* **EXERCISE PROMPT**: Work through the data line by line, gathering every line that has the word "value".

* **DATA SUPPLIED**:
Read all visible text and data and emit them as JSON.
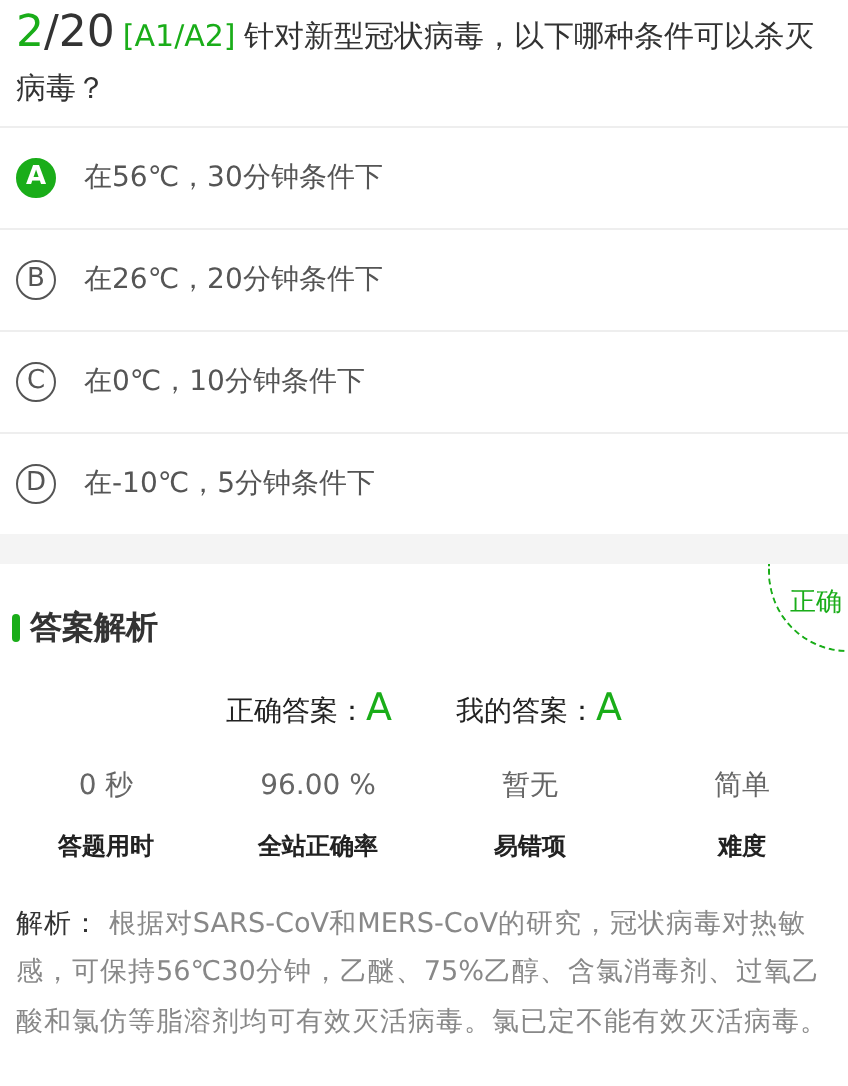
{
  "question": {
    "index": "2",
    "total": "/20",
    "type": "[A1/A2]",
    "text": "针对新型冠状病毒，以下哪种条件可以杀灭病毒？"
  },
  "options": [
    {
      "letter": "A",
      "text": "在56℃，30分钟条件下",
      "selected": true
    },
    {
      "letter": "B",
      "text": "在26℃，20分钟条件下",
      "selected": false
    },
    {
      "letter": "C",
      "text": "在0℃，10分钟条件下",
      "selected": false
    },
    {
      "letter": "D",
      "text": "在-10℃，5分钟条件下",
      "selected": false
    }
  ],
  "analysis": {
    "title": "答案解析",
    "stamp": "正确",
    "correct_label": "正确答案：",
    "correct": "A",
    "mine_label": "我的答案：",
    "mine": "A",
    "stats": [
      {
        "value": "0 秒",
        "label": "答题用时"
      },
      {
        "value": "96.00 %",
        "label": "全站正确率"
      },
      {
        "value": "暂无",
        "label": "易错项"
      },
      {
        "value": "简单",
        "label": "难度"
      }
    ],
    "explain_label": "解析：",
    "explain": "根据对SARS-CoV和MERS-CoV的研究，冠状病毒对热敏感，可保持56℃30分钟，乙醚、75%乙醇、含氯消毒剂、过氧乙酸和氯仿等脂溶剂均可有效灭活病毒。氯已定不能有效灭活病毒。"
  }
}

* **FINISHED TASK**:
        "value": "0 秒",
        "value": "96.00 %",
        "value": "暂无",
        "value": "简单",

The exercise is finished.